Disruptive behavior has been defined as “individual or group conduct of a nature that interrupts or interferes with educational activities, infringes upon the rights and privileges of others, results in the destruction of property, or is otherwise prejudicial to the maintenance of order.” In general eLearning instructors should follow these guidelines when dealing with a disruptive student: 1) Be aware of all relevant college policies and procedures, 2) Retain all correspondence between instructor and student, 3) Report the incident to the appropriate department chair. More specifically, there are five steps an eLearning instructor should take to address this kind of issue: 1) Ask the student to cease all disruptive activity, 2) Inform the student that continued disruptive behavior will result in denied access to the course for 24 hours, 3) Report the incident to the appropriate academic department head, 4) If the student continues to disrupt the class suspend his/her access to the course for 24 hours, 5) If these steps fail to permanently resolve the issue, the instructor may bring formal charges of misconduct to the Office of Student Conduct.
Pensacola State College is committed to protecting the privacy of its distance learning students.

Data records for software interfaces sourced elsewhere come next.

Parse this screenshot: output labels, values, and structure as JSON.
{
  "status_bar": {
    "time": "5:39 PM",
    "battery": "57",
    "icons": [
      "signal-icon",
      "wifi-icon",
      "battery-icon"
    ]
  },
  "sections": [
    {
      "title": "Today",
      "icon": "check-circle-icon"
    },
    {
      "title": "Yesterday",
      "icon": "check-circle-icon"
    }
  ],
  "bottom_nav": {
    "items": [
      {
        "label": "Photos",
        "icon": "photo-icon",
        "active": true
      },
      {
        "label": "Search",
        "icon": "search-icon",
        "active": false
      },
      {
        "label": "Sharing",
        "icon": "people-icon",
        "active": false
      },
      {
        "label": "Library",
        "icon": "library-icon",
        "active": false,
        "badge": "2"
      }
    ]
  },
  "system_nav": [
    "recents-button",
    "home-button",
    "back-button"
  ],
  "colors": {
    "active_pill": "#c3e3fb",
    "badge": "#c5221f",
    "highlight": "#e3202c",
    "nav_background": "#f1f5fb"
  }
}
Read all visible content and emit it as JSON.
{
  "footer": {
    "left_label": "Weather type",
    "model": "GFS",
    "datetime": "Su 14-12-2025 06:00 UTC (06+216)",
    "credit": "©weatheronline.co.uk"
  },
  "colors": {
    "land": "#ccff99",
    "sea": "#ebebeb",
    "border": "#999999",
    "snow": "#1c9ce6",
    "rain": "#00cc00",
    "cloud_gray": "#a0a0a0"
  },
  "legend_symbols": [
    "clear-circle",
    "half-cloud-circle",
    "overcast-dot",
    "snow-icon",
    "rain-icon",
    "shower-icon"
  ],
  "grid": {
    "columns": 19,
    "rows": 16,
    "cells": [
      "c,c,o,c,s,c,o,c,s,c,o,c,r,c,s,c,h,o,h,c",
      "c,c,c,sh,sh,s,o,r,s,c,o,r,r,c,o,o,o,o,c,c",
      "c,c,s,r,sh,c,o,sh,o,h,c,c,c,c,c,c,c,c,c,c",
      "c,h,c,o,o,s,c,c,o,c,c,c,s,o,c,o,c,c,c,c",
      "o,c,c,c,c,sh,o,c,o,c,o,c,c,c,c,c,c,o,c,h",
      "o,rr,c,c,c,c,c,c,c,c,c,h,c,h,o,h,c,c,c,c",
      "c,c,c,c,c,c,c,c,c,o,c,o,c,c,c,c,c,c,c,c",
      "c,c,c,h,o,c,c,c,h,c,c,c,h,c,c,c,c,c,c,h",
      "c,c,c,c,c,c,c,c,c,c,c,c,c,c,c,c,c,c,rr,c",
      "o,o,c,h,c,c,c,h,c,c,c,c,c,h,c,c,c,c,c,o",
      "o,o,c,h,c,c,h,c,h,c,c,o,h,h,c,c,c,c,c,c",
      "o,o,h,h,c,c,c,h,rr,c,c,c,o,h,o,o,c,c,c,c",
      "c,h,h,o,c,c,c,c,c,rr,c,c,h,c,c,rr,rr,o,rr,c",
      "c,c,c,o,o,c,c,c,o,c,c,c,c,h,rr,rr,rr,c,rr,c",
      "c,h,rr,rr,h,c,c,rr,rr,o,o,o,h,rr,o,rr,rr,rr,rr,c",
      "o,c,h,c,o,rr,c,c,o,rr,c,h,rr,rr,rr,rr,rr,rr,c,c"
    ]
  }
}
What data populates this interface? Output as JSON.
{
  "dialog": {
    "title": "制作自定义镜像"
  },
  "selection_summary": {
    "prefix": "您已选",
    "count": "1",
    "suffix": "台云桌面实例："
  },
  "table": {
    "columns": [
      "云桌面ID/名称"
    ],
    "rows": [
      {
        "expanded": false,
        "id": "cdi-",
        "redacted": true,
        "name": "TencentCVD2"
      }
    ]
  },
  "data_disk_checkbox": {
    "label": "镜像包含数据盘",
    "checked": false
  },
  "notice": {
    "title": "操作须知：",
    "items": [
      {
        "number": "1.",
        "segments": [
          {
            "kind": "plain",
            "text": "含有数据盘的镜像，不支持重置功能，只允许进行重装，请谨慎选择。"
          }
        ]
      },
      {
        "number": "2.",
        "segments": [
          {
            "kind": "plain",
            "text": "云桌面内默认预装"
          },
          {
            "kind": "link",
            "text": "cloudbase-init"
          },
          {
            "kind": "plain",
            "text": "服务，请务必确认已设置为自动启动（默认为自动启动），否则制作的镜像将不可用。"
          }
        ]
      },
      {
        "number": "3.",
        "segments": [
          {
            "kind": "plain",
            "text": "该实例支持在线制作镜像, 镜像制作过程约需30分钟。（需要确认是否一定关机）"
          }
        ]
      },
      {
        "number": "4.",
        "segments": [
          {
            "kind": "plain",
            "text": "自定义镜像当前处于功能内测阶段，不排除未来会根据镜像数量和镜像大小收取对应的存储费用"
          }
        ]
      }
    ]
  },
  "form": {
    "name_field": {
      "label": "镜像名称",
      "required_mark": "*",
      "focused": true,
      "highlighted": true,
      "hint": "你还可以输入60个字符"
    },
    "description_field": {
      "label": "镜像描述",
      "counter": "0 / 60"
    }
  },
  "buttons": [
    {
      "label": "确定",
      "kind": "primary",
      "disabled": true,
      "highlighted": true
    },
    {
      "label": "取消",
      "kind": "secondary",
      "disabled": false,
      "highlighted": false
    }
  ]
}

Under the Federal Family Educational Rights and Privacy Act of 1974, a distance learning student’s academic files at PSC will not be released to any third party without the written consent of the student. All state and federal laws and regulations, and PSC regulations and policies concerning the privacy of student records, shall apply with equal force and effect to distance learning student records. For additional information please consult the PSC Distance Learning Privacy Procedure.
All distance learning courses must accommodate students who wish to be tested at an off-campus location. Proctoring is an option available to ensure the integrity of the testing procedure. However, note that Pensacola State College Testing Centers do not make arrangements for proctored tests at off-campus locations. More information can be found at the links below
Distance learning courses may use a different textbook than the corresponding on-campus section of the same course. However, “consensus must be reached regarding said selection with the same text being used for all distance sections.” See the PSC Manual of Procedures (202).
Training is provided by Pensacola State College Instructional Technologists at regularly scheduled times throughout the year. Special training sessions can also be arranged as needed. The current schedule of training opportunities (online and face-to-face) is provided on the SPD Inservice Workshop Calendar. The eLearning Department also maintains a small computer lab/media production studio for faculty and staff only. This “Faculty Media Center” is located in the Library (Room 2054) and provides access to a variety of software and technologies unavailable elsewhere on campus. Instructional Technologists are located nearby for assistance as needed.